would put our binoculars up to not find the bird. Our hands would get cold and we would put our hands back into our pockets to warm up. Every time we put our hands in our pockets the Carolina Wren would sing again. We did this 4-5 times and I kept saying: I swear I hear a Carolina Wren right near us.” It took a while to figure out that my wife kept hitting the play button on the Identiflyer when she went to warm her hands.
Or on another Christmas Bird Count when 4 of us couldn’t rustle up an owl after starting at 3:30 AM. We played calls at many different locations with no response. At our last stop, we played a Great-Horned Owl call with again, no response. We finally gave up with dawn on its way and the 4 of us starting joking that the owls knew the tape was a fake because there was a green frog calling in the background and they were all sitting in the trees laughing at our stupidity. We started to belly laugh going back and forth and suddenly, at a distance, a Great-Horned responded to our laughing.
6. What is a great and underrated local birding spot you'd like to share? Evansburg State Park is under-appreciated by the local birding community. It has such a wide range of different habitats: forests, fields, thickets and running water.
7. Is there an elusive lifer you're hoping to find after you step down and have some more free time?
Yes- Vesper Sparrow. I have been out and about when they are out and about and have yet to pick up that species.
That bird also taught me a lesson on how a bird in the hand is very different from a bird in the field. I was in a training class through Audubon in which they handed us bird skins. They gave a Vesper Sparrow and even though I knew all the necessary markings, it took me a long time to figure out what it was. It taught me how important what the bird is doing and how it moves (flies, walks, preens, sings etc.) is to identifying all birds.
8. If you had to pick a favorite bird, what is it? I love all the Neotropical Migrants.
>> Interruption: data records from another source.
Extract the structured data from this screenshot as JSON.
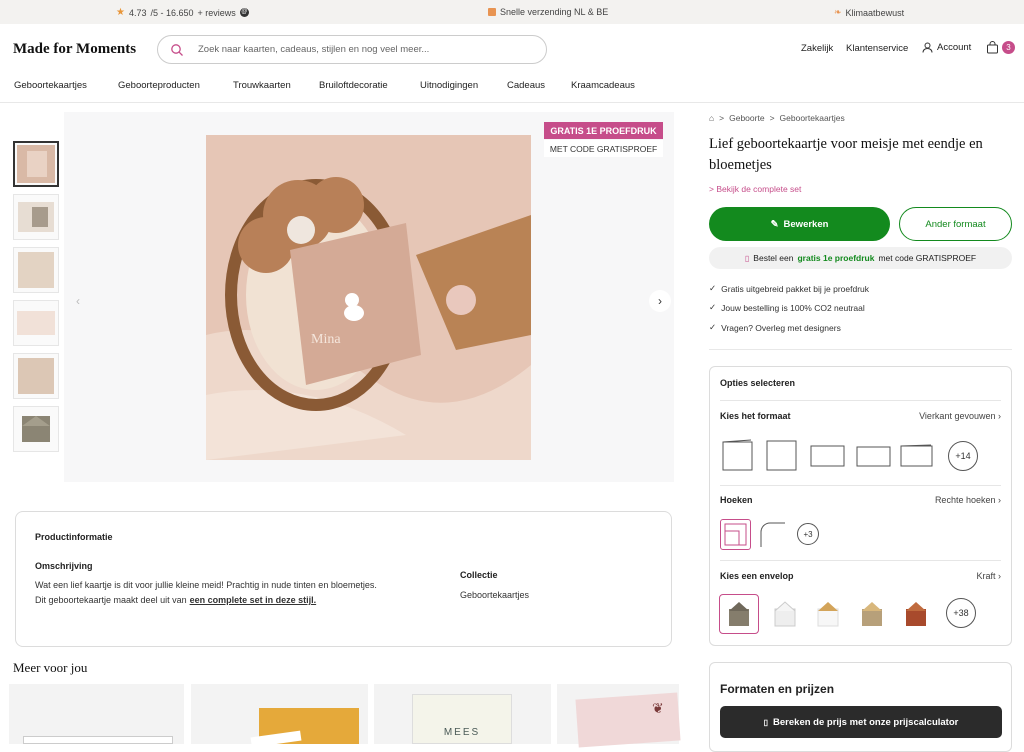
{
  "topbar": {
    "rating": "4.73",
    "rating_suffix": "/5 - 16.650",
    "reviews": "+ reviews",
    "shipping": "Snelle verzending NL & BE",
    "climate": "Klimaatbewust"
  },
  "header": {
    "logo": "Made for Moments",
    "search_placeholder": "Zoek naar kaarten, cadeaus, stijlen en nog veel meer...",
    "zakelijk": "Zakelijk",
    "klantenservice": "Klantenservice",
    "account": "Account",
    "cart_count": "3"
  },
  "nav": [
    "Geboortekaartjes",
    "Geboorteproducten",
    "Trouwkaarten",
    "Bruiloftdecoratie",
    "Uitnodigingen",
    "Cadeaus",
    "Kraamcadeaus"
  ],
  "gallery": {
    "badge_main": "GRATIS 1E PROEFDRUK",
    "badge_sub": "MET CODE GRATISPROEF"
  },
  "breadcrumb": {
    "level1": "Geboorte",
    "level2": "Geboortekaartjes"
  },
  "product": {
    "title": "Lief geboortekaartje voor meisje met eendje en bloemetjes",
    "set_link": "> Bekijk de complete set",
    "edit_label": "Bewerken",
    "format_label": "Ander formaat",
    "promo_pre": "Bestel een",
    "promo_green": "gratis 1e proefdruk",
    "promo_post": "met code GRATISPROEF"
  },
  "usps": [
    "Gratis uitgebreid pakket bij je proefdruk",
    "Jouw bestelling is 100% CO2 neutraal",
    "Vragen? Overleg met designers"
  ],
  "options": {
    "title": "Opties selecteren",
    "format_label": "Kies het formaat",
    "format_value": "Vierkant gevouwen",
    "format_more": "+14",
    "corners_label": "Hoeken",
    "corners_value": "Rechte hoeken",
    "corners_more": "+3",
    "envelope_label": "Kies een envelop",
    "envelope_value": "Kraft",
    "envelope_more": "+38"
  },
  "pricing": {
    "title": "Formaten en prijzen",
    "calc_label": "Bereken de prijs met onze prijscalculator"
  },
  "info": {
    "title": "Productinformatie",
    "desc_title": "Omschrijving",
    "desc_line1": "Wat een lief kaartje is dit voor jullie kleine meid! Prachtig in nude tinten en bloemetjes.",
    "desc_line2_pre": "Dit geboortekaartje maakt deel uit van",
    "desc_link": "een complete set in deze stijl.",
    "collectie_title": "Collectie",
    "collectie_value": "Geboortekaartjes"
  },
  "more": {
    "title": "Meer voor jou",
    "card_text": "MEES"
  },
  "colors": {
    "accent_pink": "#c64d8a",
    "accent_green": "#138a1e",
    "dark": "#2b2b2b"
  }
}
As a geography major, I just love that they connect me to North, Central, and South America. It blows me away that they fly those distances twice a year and I get a chance to see them only during brief windows. That always makes the observations extra special.